» **Exercise description**:
Count every line below that holds "Amount". Number only.
+-------+
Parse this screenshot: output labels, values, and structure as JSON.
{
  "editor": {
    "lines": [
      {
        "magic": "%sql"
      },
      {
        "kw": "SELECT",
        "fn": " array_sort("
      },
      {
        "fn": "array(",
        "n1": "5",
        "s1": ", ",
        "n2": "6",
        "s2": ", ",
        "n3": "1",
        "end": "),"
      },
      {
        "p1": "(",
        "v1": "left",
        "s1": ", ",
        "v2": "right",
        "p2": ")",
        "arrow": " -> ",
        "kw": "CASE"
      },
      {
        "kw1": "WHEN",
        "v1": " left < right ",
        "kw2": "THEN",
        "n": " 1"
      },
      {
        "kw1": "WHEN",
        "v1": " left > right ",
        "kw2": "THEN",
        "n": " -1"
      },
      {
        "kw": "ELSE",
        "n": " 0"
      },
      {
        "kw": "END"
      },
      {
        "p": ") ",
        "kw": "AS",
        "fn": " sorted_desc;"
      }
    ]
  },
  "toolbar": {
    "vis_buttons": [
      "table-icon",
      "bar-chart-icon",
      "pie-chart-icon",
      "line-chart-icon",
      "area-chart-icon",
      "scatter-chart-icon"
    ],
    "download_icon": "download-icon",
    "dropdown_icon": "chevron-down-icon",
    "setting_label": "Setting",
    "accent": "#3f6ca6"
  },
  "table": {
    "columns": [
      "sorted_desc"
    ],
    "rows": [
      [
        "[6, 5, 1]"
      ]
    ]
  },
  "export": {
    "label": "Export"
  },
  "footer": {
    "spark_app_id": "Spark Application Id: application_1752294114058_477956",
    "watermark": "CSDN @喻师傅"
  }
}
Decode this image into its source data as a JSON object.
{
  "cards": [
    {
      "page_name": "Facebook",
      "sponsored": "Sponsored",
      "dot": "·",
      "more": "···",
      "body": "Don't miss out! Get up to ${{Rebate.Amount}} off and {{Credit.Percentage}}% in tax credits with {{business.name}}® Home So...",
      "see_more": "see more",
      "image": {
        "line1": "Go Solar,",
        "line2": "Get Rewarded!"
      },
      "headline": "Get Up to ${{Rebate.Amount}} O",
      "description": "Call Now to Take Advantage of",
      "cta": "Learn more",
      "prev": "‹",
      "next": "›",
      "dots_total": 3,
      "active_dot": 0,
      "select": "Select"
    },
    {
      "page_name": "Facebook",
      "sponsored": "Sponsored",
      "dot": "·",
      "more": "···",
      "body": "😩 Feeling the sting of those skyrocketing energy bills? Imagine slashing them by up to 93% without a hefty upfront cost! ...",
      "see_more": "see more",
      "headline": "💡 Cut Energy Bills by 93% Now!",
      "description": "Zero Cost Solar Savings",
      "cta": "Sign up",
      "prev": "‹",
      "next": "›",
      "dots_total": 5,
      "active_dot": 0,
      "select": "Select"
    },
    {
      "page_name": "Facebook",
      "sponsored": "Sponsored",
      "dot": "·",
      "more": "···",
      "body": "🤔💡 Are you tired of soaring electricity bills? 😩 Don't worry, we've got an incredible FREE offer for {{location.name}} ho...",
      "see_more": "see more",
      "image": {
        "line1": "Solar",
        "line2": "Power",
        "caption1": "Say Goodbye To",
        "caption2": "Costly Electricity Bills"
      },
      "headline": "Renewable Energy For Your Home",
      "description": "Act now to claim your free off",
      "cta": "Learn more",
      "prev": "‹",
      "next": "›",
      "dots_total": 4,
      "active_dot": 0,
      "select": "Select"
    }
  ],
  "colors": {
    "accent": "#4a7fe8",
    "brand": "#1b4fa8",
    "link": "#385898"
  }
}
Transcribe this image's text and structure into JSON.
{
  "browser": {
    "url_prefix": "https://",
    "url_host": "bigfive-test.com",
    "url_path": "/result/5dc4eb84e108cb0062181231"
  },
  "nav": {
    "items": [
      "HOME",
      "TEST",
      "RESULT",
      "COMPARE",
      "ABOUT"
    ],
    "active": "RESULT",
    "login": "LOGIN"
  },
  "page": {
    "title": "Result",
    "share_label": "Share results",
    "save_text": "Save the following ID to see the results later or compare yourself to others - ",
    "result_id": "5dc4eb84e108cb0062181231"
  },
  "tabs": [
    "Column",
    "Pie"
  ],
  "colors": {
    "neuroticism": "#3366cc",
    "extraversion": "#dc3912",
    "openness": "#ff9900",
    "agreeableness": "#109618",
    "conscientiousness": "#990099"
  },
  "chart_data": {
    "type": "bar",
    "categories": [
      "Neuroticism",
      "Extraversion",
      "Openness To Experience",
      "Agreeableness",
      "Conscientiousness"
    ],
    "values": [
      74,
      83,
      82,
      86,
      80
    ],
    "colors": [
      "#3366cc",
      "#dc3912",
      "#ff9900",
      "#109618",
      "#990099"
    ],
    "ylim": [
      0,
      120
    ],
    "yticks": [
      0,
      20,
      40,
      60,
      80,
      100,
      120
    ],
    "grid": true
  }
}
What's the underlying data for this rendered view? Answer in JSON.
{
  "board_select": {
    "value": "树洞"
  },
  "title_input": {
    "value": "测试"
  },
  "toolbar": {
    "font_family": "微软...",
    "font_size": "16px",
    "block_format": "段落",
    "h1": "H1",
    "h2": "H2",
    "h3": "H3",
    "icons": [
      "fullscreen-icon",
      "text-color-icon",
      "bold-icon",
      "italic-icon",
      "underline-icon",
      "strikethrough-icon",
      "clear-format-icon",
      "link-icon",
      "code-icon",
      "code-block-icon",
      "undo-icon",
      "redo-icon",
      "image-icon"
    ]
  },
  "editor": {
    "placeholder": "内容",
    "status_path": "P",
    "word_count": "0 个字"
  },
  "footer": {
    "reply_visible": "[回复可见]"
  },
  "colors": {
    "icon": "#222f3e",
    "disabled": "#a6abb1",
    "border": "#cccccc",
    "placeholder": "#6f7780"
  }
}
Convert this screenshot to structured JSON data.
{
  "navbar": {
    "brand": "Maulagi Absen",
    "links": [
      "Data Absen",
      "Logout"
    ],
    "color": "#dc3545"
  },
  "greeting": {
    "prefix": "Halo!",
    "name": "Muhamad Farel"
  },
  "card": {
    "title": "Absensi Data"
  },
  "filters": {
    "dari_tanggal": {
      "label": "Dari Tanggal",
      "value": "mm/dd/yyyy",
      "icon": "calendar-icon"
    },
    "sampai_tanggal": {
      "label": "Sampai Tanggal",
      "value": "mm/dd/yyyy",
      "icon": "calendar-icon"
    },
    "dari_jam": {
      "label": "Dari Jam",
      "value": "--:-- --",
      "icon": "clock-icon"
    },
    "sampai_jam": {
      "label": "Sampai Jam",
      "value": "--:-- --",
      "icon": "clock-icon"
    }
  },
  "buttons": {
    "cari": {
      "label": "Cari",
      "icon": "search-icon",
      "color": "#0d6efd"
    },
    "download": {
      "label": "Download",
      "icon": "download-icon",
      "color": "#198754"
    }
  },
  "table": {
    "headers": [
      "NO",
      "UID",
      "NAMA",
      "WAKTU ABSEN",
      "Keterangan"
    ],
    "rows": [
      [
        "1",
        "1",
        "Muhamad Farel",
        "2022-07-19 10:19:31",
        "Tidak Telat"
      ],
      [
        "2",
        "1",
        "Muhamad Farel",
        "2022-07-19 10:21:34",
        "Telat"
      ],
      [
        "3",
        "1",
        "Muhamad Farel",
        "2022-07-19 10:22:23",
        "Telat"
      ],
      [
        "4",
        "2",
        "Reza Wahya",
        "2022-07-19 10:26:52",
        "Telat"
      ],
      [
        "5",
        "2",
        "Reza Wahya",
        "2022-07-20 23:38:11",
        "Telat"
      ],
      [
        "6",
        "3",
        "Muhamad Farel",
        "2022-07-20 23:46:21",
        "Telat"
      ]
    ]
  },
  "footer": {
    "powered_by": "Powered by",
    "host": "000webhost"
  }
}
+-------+
» **Reply to the exercise**:
2